▸ What the task asks
For the data below, the lines that hold "rank" should be counted; only the resulting number is expected.

Given records Block Start

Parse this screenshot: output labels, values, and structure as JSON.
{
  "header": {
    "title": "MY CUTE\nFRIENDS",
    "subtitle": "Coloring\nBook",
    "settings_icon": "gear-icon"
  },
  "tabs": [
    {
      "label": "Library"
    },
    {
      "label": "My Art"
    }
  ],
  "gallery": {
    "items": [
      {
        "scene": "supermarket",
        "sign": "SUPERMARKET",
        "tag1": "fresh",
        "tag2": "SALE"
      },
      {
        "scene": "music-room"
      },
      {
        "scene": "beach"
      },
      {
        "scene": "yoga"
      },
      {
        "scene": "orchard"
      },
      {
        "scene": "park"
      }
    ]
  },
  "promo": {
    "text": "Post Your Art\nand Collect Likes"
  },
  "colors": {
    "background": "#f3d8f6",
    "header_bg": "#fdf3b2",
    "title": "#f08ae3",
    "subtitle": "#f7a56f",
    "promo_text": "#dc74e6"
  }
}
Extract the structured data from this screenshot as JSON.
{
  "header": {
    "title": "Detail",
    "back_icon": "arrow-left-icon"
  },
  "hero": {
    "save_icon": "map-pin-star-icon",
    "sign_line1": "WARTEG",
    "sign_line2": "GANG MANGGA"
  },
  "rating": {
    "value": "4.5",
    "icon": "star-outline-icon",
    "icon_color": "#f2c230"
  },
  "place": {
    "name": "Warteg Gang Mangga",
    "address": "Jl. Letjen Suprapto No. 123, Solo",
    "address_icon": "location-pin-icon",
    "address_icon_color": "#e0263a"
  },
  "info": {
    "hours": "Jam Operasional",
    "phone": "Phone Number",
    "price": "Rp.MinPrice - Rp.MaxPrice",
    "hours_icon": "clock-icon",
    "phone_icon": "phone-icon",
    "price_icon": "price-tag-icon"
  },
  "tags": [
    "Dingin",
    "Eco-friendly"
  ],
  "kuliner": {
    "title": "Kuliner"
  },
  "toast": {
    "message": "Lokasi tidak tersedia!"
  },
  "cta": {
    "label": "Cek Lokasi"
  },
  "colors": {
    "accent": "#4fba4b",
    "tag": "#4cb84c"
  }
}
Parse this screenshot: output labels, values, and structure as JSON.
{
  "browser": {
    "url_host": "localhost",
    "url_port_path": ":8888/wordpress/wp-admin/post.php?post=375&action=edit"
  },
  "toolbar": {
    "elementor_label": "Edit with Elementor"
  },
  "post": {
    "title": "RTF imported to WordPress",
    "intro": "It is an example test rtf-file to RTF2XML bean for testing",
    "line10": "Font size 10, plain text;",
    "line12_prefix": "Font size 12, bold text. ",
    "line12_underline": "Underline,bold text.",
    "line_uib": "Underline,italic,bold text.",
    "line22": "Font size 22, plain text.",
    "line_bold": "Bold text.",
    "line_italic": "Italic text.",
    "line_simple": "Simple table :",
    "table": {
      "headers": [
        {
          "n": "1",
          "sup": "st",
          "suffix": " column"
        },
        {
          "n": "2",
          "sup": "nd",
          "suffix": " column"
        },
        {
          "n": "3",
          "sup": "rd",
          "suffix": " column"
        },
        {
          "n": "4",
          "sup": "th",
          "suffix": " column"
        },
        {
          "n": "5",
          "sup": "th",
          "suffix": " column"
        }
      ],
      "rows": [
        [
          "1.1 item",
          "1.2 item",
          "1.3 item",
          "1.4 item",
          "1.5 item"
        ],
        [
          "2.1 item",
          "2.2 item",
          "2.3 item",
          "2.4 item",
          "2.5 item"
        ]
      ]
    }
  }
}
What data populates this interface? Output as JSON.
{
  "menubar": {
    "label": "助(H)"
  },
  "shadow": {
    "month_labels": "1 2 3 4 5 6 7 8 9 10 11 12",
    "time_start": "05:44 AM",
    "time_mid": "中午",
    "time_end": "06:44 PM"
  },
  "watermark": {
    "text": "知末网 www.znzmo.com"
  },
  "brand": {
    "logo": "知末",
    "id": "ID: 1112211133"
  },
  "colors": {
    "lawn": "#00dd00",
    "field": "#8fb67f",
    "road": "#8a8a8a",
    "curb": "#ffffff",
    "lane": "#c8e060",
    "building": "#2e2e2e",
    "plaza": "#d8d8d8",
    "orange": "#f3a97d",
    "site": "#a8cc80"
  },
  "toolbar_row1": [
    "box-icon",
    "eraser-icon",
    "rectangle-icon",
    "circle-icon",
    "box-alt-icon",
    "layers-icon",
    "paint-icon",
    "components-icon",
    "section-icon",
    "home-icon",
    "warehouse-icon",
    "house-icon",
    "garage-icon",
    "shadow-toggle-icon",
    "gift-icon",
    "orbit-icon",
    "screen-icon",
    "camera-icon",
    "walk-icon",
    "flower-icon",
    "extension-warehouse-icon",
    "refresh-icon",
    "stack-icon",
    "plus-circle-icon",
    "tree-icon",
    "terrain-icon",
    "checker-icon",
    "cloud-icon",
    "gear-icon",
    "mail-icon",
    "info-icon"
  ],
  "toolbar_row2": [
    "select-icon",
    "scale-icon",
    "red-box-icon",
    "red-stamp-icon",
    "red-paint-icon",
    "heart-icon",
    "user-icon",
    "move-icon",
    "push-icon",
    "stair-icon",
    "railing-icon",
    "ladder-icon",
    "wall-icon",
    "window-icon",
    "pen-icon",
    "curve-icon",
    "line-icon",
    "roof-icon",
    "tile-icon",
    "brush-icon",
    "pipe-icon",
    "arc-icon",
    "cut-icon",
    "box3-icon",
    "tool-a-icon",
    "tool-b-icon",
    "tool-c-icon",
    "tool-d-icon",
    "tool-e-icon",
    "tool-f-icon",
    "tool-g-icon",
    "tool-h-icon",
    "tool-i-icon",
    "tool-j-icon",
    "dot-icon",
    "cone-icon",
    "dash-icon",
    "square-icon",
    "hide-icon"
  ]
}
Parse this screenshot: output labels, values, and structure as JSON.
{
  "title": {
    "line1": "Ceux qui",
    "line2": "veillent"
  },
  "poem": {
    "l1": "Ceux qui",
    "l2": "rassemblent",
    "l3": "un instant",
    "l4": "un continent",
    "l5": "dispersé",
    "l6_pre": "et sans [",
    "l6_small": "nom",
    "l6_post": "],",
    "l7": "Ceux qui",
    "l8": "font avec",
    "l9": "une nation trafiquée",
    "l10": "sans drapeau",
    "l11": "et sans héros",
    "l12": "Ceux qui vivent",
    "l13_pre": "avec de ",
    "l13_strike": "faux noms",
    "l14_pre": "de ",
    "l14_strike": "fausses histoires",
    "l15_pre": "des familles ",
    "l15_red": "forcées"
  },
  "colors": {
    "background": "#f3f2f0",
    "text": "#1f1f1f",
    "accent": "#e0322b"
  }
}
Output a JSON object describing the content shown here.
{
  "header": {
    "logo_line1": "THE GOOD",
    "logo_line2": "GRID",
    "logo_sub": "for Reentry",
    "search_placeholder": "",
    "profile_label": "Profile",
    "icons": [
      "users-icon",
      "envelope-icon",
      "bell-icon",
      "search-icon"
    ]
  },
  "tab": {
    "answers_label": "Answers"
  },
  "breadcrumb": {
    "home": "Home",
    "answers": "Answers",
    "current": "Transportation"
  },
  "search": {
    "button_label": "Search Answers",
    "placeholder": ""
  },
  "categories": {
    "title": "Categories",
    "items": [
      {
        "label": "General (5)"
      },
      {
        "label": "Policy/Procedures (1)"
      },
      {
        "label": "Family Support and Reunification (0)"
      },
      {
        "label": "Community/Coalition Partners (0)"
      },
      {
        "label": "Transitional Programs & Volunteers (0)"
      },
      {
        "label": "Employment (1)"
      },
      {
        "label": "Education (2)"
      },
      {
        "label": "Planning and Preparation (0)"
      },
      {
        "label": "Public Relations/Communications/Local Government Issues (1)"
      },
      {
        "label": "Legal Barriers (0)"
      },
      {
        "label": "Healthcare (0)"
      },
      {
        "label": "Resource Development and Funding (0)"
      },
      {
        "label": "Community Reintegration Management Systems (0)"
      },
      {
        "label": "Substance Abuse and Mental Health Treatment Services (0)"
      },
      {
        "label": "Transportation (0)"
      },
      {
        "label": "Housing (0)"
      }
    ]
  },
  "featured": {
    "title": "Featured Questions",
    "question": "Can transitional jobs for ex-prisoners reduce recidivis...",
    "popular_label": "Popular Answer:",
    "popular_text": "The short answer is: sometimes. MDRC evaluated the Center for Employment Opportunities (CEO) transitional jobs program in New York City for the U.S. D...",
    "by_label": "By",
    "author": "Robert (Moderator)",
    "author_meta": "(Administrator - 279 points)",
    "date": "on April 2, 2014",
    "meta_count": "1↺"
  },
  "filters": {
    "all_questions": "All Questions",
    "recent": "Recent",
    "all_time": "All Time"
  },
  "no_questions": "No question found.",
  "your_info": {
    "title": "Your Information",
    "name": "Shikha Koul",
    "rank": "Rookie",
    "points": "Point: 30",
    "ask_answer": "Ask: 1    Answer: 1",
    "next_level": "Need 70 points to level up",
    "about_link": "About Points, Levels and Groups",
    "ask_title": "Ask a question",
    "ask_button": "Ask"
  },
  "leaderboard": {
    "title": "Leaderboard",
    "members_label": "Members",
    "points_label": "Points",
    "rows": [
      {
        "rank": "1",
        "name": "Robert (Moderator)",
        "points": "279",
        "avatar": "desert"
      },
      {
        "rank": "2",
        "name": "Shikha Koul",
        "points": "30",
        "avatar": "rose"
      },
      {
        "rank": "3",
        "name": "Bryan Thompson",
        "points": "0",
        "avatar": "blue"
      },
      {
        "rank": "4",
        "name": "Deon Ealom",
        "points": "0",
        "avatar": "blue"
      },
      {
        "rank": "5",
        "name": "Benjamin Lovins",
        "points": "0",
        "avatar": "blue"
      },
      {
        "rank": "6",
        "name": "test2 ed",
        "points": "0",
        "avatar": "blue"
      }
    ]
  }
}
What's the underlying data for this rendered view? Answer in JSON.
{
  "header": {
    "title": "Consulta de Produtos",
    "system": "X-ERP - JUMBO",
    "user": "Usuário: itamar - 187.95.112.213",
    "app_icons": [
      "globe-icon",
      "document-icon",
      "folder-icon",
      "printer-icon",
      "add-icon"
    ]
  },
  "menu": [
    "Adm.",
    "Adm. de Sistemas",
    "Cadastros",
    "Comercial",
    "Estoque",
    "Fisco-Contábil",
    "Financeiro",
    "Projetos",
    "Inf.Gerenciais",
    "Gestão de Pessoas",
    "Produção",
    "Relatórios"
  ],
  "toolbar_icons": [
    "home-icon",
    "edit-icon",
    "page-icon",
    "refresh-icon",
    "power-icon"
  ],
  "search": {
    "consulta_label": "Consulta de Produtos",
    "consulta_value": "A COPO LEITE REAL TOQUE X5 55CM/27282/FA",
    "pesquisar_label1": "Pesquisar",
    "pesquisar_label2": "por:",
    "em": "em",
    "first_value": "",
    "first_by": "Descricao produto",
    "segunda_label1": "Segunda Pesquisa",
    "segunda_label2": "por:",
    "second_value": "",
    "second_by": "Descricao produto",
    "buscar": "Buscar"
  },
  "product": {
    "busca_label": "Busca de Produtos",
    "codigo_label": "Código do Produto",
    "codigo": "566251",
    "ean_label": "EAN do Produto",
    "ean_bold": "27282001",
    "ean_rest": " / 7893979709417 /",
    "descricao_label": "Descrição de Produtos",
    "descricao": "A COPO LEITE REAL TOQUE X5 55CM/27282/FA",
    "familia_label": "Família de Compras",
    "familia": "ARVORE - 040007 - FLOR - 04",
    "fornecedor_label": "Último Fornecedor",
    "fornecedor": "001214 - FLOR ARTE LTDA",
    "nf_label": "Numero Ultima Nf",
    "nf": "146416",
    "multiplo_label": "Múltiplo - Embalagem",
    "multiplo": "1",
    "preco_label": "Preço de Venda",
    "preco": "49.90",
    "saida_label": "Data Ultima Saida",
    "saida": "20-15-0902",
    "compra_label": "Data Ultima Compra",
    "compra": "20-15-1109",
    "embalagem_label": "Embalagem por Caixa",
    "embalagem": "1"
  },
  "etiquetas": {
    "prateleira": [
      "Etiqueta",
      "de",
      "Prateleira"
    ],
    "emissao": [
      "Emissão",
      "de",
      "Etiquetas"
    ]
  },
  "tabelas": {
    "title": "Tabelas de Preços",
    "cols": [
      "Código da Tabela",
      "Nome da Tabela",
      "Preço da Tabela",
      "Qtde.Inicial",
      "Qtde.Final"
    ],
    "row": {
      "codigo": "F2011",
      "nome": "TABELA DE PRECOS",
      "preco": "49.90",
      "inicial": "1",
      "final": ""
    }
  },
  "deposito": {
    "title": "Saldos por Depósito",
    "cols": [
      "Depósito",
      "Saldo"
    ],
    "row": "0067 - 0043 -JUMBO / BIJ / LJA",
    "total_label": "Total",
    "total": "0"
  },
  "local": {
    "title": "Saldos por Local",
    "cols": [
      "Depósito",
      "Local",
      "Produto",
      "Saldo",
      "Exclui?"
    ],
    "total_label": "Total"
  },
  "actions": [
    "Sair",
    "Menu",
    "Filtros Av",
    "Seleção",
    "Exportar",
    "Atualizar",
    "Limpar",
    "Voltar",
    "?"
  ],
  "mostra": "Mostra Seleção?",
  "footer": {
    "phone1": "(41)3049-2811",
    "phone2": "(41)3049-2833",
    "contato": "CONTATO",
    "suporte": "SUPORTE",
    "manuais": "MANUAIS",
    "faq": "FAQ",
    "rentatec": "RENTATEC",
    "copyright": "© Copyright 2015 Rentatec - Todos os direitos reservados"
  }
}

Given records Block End

▸ Response for this exercise
7